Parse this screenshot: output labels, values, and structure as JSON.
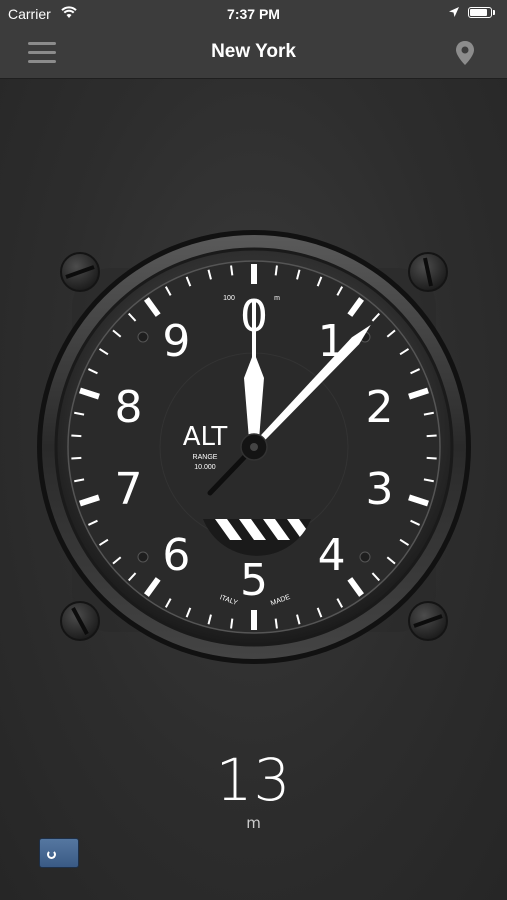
{
  "status_bar": {
    "carrier": "Carrier",
    "time": "7:37 PM"
  },
  "nav": {
    "title": "New York",
    "menu_icon": "hamburger-menu-icon",
    "location_icon": "map-pin-icon"
  },
  "gauge": {
    "dial_numbers": [
      "0",
      "1",
      "2",
      "3",
      "4",
      "5",
      "6",
      "7",
      "8",
      "9"
    ],
    "center_label": "ALT",
    "range_label": "RANGE",
    "range_value": "10.000",
    "top_left_scale": "100",
    "top_right_unit": "m",
    "bottom_left_text": "ITALY",
    "bottom_right_text": "MADE",
    "altitude_m": 13
  },
  "reading": {
    "value": "13",
    "unit": "m"
  },
  "refresh_icon": "refresh-icon",
  "colors": {
    "background": "#2e2e2e",
    "bar": "#3c3c3c",
    "dial_face": "#2a2a2a",
    "markings": "#ffffff"
  }
}
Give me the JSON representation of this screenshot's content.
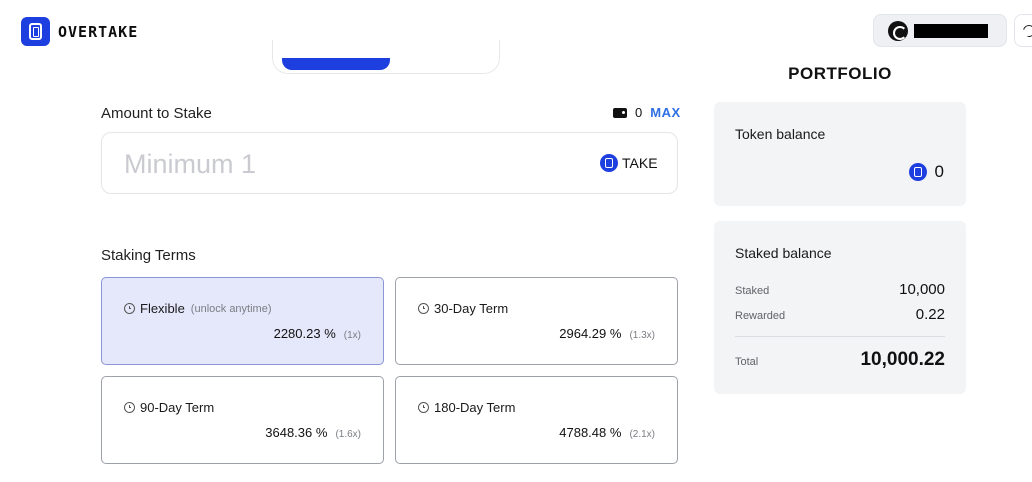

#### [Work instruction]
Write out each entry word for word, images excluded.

#### [Completed task]
Parse this screenshot: output labels, values, and structure as JSON.
{
  "status_bar": {
    "carrier": "Carrier",
    "time": "7:37 PM"
  },
  "nav": {
    "title": "New York",
    "menu_icon": "hamburger-menu-icon",
    "location_icon": "map-pin-icon"
  },
  "gauge": {
    "dial_numbers": [
      "0",
      "1",
      "2",
      "3",
      "4",
      "5",
      "6",
      "7",
      "8",
      "9"
    ],
    "center_label": "ALT",
    "range_label": "RANGE",
    "range_value": "10.000",
    "top_left_scale": "100",
    "top_right_unit": "m",
    "bottom_left_text": "ITALY",
    "bottom_right_text": "MADE",
    "altitude_m": 13
  },
  "reading": {
    "value": "13",
    "unit": "m"
  },
  "refresh_icon": "refresh-icon",
  "colors": {
    "background": "#2e2e2e",
    "bar": "#3c3c3c",
    "dial_face": "#2a2a2a",
    "markings": "#ffffff"
  }
}
Give me the JSON representation of this screenshot's content.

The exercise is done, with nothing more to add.